Decisions have consequences. Many of those consequences are financial.

For example, billions of pounds are needed to decommission nuclear facilities as a consequence of decisions made by governments from the 1950s onwards. Decisions made by successive governments to borrow to fund cash spending have resulted in the build-up of substantial debts. And growing levels of pension obligations have arisen as a consequence of decisions to offer defined benefit pensions to public sector employees.
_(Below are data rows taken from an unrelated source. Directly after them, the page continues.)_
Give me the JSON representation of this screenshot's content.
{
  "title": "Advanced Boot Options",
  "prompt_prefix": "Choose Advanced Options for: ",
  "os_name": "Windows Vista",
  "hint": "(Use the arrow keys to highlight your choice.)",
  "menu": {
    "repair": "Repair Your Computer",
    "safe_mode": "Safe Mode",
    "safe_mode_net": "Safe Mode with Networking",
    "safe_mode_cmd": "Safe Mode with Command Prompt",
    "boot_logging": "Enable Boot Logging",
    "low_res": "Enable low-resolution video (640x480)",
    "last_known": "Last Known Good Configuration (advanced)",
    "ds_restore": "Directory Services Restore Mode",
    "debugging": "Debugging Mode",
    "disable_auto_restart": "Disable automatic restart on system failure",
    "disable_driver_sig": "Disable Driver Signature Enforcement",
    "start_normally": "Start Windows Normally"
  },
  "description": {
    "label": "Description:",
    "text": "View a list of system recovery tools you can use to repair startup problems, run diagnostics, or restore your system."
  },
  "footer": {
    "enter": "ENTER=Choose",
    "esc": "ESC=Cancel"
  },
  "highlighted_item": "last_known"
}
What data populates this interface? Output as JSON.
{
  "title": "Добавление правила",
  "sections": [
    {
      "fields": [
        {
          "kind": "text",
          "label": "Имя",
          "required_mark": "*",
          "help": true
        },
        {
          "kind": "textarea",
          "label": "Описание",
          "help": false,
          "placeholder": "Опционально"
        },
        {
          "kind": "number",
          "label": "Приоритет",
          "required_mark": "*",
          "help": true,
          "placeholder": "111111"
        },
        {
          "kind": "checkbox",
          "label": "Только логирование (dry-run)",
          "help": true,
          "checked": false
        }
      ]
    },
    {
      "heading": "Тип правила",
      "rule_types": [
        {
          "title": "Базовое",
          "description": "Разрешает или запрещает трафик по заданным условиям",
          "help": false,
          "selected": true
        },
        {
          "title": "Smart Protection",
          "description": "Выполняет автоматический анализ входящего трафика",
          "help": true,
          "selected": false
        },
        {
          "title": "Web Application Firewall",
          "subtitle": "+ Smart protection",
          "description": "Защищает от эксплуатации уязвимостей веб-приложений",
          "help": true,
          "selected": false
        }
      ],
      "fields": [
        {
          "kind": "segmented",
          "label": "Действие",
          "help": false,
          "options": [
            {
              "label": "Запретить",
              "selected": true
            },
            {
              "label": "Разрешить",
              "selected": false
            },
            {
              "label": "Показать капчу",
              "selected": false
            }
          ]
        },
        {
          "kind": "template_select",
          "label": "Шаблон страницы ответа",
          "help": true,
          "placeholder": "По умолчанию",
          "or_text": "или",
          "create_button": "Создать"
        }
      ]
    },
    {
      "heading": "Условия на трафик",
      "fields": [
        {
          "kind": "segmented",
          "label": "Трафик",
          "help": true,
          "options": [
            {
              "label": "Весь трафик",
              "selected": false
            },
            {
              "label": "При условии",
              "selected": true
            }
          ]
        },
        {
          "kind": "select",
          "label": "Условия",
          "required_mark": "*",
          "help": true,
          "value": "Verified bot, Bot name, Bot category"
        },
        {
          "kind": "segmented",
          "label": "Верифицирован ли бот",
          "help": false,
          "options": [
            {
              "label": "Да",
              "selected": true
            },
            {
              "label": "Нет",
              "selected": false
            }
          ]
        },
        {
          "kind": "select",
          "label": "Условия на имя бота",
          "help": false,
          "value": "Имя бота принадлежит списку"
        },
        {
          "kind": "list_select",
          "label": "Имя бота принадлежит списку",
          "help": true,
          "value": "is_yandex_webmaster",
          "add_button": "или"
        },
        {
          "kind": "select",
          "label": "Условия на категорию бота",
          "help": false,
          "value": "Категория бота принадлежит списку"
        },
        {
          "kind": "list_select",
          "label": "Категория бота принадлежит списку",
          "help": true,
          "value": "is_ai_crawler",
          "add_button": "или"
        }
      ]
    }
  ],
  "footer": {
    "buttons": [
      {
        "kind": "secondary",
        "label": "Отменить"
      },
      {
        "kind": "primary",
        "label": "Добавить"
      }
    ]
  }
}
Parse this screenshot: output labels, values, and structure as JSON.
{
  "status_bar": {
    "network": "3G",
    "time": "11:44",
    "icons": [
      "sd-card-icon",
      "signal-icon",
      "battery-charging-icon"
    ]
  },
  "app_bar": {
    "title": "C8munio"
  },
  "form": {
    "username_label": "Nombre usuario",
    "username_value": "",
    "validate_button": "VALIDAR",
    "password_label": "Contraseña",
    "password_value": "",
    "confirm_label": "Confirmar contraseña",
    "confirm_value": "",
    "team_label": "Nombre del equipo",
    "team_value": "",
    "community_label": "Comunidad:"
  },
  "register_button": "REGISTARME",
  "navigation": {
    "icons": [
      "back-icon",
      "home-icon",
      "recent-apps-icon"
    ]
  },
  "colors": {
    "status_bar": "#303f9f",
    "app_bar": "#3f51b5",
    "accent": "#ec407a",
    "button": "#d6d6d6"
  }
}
The Whole of Government Accounts (WGA) provide a way of reporting on the financial consequences of decisions, in particular by reporting on the assets created or the liabilities incurred each financial year by public bodies across the UK. This chapter focuses on the latter, the £3.6 trillion of accumulated public sector liabilities (equivalent to 191% of one year’s GDP) reported in the 2014–15 WGA and the decisions that have led to them.

Key findings

The Whole of Government Accounts reflect the financial consequences of decisions made by successive governments, in particular in the increasing level of liabilities being recorded.


Total liabilities of £3.6 trillion (191% of GDP) were reported at 31 March 2015, almost two-and-a-half times the narrower measure of public sector net debt reported in the National Accounts of £1.5 trillion (or 83% of GDP).


The effectiveness of the Whole of Government Accounts as a tool to support good public financial management would be improved by a better commentary and by more timely preparation.


The Whole of Government Accounts are a world-leading development in public sector financial reporting, but progress is needed to reduce the 14 months taken to produce them and to improve narrative disclosures to the standards expected of listed companies.


The focus on reducing the ‘near cash’ fiscal deficit measure in the National Accounts risks less attention being given to controlling costs incurred that will be settled in the longer term.


The 38% reduction in the fiscal deficit over the five years to 2014–15 was not matched by the 19% reduction in accounting deficit over the same period, a significant divergence from the government narrative about the public finances.


After debt, the most significant liabilities are for public sector pension entitlements. Decisions made to provide defined benefit pensions to employees have exposed the public sector to significant economic and demographic risks, in particular to unanticipated increases in longevity.


Public sector unfunded pension liabilities amounted to £1.4 trillion at 31 March 2015, up by £354 billion since 2010. Local authority and other funded pension scheme liabilities of £377 billion were supported by investments of £257 billion, with investment growth offsetting most of the increase in liabilities since 2010.


Better information is needed to allow decision-makers to choose between spending today and increasing long-term liabilities, such as deciding whether to invest in addressing medical failures versus the cost of clinical negligence claims.


Liabilities for nuclear decommissioning, clinical negligence and the Pension Protection Fund continue to rise, with long-term liabilities up to £175 billion at 31 March 2015. These are obligations to pay cash in the future, reducing the amount available in future for other priorities.